Nutrition and lifestyle in gout and hyperuricemia patients: Updated recommendations
Austria: The Austrian Society of Rheumatology and Rehabilitation has released updated nutrition and lifestyle recommendations for patients with gout and hyperuricemia. The recommendations were published in the Central European Journal of Medicine on 11 July 2022. Gout is the most common inflammatory joint disease in the western world and has a proven genetic background. Additionally,...
Austria: The Austrian Society of Rheumatology and Rehabilitation has released updated nutrition and lifestyle recommendations for patients with gout and hyperuricemia. The recommendations were published in the Central European Journal of Medicine on 11 July 2022.
Gout is the most common inflammatory joint disease in the western world and has a proven genetic background. Additionally, a number of lifestyle factors contribute to the rising incidence of hyperuricemia and gout. The factors include increasing life span and wealth, sufficient excess nutritional status, and a growing prevalence of obesity in the population. Other than an adequate medication regime, medical advice on nutrition and lifestyle is an essential part of the management of gout patients, who are at high risk of internal comorbidities.
In 2015, the ÖGR (Österreichische Gesellschaft für Rheumatologie und Rehabilitation) working group for osteoarthritis and crystal arthropathies already published nutrition and lifestyle recommendations for patients with gout and hyperuricemia. Since then, many studies have been published addressing the topic, hence the need for an update.
For developing the recommendations, a hierarchical literature search was performed to screen the meanwhile published literature. Also considering references of the first publication, the relevant literature was selected, and the 2015 recommendations were either kept as published, reformulated, or newly produced.
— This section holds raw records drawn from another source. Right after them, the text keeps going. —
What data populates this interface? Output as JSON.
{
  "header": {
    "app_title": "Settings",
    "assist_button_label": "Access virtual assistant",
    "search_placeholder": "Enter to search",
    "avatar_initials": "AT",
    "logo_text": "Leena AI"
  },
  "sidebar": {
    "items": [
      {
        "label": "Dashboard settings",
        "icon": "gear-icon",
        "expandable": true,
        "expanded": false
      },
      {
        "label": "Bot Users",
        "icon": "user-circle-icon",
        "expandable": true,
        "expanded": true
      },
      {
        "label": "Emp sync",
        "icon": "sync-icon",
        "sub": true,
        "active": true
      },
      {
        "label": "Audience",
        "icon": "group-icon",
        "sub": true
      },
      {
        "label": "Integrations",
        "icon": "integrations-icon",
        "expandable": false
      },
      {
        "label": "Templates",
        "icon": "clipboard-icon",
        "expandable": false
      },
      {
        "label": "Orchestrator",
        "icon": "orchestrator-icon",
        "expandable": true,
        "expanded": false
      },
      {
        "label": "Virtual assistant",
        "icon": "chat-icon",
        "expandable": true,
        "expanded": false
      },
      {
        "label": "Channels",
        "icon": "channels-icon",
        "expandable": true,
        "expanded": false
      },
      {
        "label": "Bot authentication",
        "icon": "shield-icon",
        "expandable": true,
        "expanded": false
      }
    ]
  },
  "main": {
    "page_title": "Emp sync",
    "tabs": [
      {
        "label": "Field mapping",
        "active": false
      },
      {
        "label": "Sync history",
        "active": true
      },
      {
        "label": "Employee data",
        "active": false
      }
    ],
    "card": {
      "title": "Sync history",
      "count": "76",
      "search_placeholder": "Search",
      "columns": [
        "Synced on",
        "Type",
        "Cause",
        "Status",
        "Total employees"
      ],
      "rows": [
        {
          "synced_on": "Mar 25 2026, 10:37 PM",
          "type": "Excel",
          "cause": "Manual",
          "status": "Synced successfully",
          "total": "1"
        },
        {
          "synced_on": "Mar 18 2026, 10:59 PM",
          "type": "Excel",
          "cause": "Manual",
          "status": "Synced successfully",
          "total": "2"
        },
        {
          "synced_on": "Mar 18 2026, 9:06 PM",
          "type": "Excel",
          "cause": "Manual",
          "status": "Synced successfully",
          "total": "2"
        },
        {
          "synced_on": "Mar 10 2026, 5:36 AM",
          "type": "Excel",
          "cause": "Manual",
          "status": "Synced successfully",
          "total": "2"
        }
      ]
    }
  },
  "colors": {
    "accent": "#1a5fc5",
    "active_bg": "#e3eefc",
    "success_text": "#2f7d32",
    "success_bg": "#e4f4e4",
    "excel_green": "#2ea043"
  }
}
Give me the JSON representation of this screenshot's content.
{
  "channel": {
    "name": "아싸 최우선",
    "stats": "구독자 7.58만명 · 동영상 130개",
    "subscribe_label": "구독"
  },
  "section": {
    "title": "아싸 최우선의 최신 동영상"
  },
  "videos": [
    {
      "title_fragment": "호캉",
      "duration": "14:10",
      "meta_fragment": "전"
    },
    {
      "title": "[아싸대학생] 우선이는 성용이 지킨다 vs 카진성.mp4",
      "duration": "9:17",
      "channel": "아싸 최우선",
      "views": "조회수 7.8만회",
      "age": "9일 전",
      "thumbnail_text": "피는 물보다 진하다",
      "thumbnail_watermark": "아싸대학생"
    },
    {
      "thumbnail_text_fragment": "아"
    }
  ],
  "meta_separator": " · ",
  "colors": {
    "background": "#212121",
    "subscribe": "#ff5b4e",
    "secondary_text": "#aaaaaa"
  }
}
Finally, the evidence level and the level of agreement with each recommendation were added.
Finally, ten recommendations were generated instead of the initial nine. The recommendations were as follows:
- Weight gain and obesity can lead to an increase in SUA levels and gout. In the case of adiposity, gradual weight loss (at least in men) can help lower SUA levels and thus protect against gout.
- Both gout and hyperuricemia are associated with cardiometabolic and renal comorbidities. Therefore, regular physical exercise/cardiovascular training (150 (–300) min/week of moderate-intensity) is recommended in addition to weight control and dietary measures.
- A healthy diet such as the dietary approaches to stop hypertension (DASH) diet, in combination with weight reduction if the patient is overweight, can positively influence gout incidence, elevated SUA levels, and cardiometabolic risk.
- Red meat, offal, and sausage products can increase SUA levels and thereby increase the risk of gout. For this reason, red meat and associated products should be eaten less frequently (2 ×/week) and only in small quantities. The consumption of purine-rich vegetables is explicitly recommended.
- Seafood (especially crustaceans and mussels) can increase SUA levels and therefore the risk of gout and should therefore be consumed sparingly. Fish is recommended for consumption on a regular basis (1–2 ×/per week) as part of a generally healthy diet and also to help avoid cardiovascular disease.
- Drinking alcohol increases the risk of gout in a dose-dependent manner. Beer and spirits, in particular, should be avoided, while red wine has the least potential for increasing the risk of gout.
- Sugary soft drinks, fruit juices, and high-fructose foods (fruit sugars) can increase SUA levels and should therefore be avoided. Fresh fruit and fructose-free "light drinks" do not increase the risk of gout.
- Regular consumption of (low-fat) milk/dairy products can lower SUA levels and is recommended for all gout patients.
- Regular consumption of coffee can help to lower SUA levels—in combination with proper diet and medication—and is, therefore, to be advocated.
- Cherries (especially the Montmorency variety) can lower SUA levels by promoting urinary excretion. However, it is still unclear at what dose the different products (juice, concentrate, extract) yield the most desirable effect. It is possible that sour cherries in combination with allopurinol have a complementary effect.
The authors conclude, "the Austrian nutrition and lifestyle recommendations for patients with gout and hyperuricemia were updated incorporating the most recent relevant literature, serving as education material for patients and updated information for physicians."
Sautner, J., Eichbauer-Sturm, G., Gruber, J. et al. 2022 update of the Austrian Society of Rheumatology and Rehabilitation nutrition and lifestyle recommendations for patients with gout and hyperuricemia. Wien Klin Wochenschr (2022). https://doi.org/10.1007/s00508-022-02054-7
Medha, MSc. Biotechnology
Medha Baranwal joined Medical Dialogues as an Editor in 2018 for Speciality Medical Dialogues. She covers several medical specialties including Cardiac Sciences, Dentistry, Diabetes and Endo, Diagnostics, ENT, Gastroenterology, Neurosciences, and Radiology. She has completed her Bachelors in Biomedical Sciences from DU and then pursued Masters in Biotechnology from Amity University. She has a working experience of 5 years in the field of medical research writing, scientific writing, content writing, and content management. She can be contacted at firstname.lastname@example.org. Contact no. 011-43720751